And I know God has prepared great things ahead for Djooly- so great no eye has seen, no ear has heard, and no mind can conceive what is yet to come. I know these things to be true because I have seen God preparing Djooly for years. I have seen God provide opportunities for Djooly to have a home, learn English, be taught the Bible, and attend school even though he was abandoned in Haiti. I have seen God raise Djooly from a boy to a man, despite never being raised by one. I have seen God give Djooly the gift of leadership and the spirit of gentleness. And I have seen God grow a desire in Djooly for not only book knowledge but also Biblical wisdom so strong that despite how he was taught to learn, God has given him the ability to learn and think without borders.
I have seen all of these things with my own eyes. Proof that God is alive and well, working for the good of Djooly’s future, preparing the way, preparing him.
I don’t know how the future will unfold for Djooly. I have no answers. No solutions. No leads. Just BIG ideas. And I have a young man who is studying harder than he ever has in his life- for his national exams coming up this summer, for the TOFEL exam to prove his English proficiency, and for the ACT to try and earn scholarship.
“I know now I have to work for this myself. Nobody is going to do this for me. I have to work hard and stay focused,” Djooly said to me a while back as he packed his bags for his Saturday morning study group at his school.
He is focused and he wants to earn his education- not just be handed a free ride. In other words, God is using this time to make him into a man who understands the value of working for what you want.
God is making Djooly into someone beautiful. And this is only my first of many future posts about Djooly’s journey. Today, if Djooly’s story touched your heart in any way, I ask that you commit to join us in prayer for him and his future. We need to pray that God will open doors for us, that he will continue to give Djooly the wisdom and the confidence needed as he prepares for his multiple exams. And, as in so many situations, we need to pray that He would provide financial blessings.
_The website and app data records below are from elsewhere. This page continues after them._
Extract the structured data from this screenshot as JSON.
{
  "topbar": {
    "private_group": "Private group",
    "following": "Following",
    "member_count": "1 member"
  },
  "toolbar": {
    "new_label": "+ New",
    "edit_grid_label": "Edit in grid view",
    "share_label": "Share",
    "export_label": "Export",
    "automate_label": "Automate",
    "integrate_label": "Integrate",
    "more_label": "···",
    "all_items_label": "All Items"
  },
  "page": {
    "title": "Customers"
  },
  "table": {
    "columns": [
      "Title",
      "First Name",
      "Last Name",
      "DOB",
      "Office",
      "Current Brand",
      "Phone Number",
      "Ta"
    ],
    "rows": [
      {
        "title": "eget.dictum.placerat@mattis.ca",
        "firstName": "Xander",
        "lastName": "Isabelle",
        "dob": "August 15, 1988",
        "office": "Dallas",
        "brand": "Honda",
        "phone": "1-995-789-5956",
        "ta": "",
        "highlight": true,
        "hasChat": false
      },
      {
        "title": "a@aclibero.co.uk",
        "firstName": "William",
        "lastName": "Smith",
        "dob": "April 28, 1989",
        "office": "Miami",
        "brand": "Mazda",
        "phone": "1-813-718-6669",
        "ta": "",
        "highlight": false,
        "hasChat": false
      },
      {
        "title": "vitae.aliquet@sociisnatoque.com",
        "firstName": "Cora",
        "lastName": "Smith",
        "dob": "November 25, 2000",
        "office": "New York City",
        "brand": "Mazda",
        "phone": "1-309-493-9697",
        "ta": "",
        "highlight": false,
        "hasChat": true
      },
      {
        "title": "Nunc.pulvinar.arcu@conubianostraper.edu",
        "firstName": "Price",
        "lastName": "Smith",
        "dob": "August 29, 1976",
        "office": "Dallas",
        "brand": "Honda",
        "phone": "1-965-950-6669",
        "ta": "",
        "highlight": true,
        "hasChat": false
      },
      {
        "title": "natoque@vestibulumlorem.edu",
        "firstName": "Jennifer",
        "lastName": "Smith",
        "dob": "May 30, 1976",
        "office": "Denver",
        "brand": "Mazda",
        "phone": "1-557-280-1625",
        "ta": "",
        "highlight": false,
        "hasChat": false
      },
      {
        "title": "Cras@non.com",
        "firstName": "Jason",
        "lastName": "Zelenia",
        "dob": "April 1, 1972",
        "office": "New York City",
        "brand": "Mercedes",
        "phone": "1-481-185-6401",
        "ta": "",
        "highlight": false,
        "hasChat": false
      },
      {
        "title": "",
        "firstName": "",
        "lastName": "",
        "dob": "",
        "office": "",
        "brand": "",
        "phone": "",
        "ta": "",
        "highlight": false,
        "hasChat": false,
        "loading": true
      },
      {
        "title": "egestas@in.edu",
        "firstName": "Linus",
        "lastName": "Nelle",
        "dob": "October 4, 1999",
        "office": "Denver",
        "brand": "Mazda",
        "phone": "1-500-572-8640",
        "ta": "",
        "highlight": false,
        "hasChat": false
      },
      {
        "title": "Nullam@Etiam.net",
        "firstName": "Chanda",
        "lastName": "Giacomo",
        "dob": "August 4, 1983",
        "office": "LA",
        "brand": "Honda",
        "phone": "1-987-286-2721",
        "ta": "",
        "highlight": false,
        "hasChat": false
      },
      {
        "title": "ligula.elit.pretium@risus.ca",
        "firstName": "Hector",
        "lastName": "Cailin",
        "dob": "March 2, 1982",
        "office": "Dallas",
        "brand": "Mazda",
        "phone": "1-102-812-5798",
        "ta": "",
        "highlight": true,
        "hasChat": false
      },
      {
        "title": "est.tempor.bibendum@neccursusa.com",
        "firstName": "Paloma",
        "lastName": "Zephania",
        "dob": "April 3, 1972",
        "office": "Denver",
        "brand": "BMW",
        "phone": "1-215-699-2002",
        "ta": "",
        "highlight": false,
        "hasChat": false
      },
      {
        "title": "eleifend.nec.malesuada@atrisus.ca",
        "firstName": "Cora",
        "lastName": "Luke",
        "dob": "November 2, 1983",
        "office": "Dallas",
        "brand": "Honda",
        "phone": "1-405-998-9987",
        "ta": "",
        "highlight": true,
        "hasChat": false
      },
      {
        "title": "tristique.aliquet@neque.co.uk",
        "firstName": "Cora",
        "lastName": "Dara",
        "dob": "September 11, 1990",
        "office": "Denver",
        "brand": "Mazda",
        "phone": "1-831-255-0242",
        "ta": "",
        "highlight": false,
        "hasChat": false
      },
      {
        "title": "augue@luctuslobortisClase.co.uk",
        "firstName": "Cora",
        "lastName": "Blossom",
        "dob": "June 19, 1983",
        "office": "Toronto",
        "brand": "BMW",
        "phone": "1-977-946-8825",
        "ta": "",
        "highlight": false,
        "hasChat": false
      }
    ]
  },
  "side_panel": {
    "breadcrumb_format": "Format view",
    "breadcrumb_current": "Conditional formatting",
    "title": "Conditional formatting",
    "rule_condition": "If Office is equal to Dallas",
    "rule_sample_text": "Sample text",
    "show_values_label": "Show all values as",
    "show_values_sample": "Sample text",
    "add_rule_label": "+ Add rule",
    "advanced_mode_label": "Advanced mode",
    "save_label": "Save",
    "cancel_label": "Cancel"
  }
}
That is what we are holding onto at Emmaus House for Djooly.
Will you trust with us?
If you feel called to help support Djooly financially, please email me at KittrellsinHaiti@gmail.com for more information.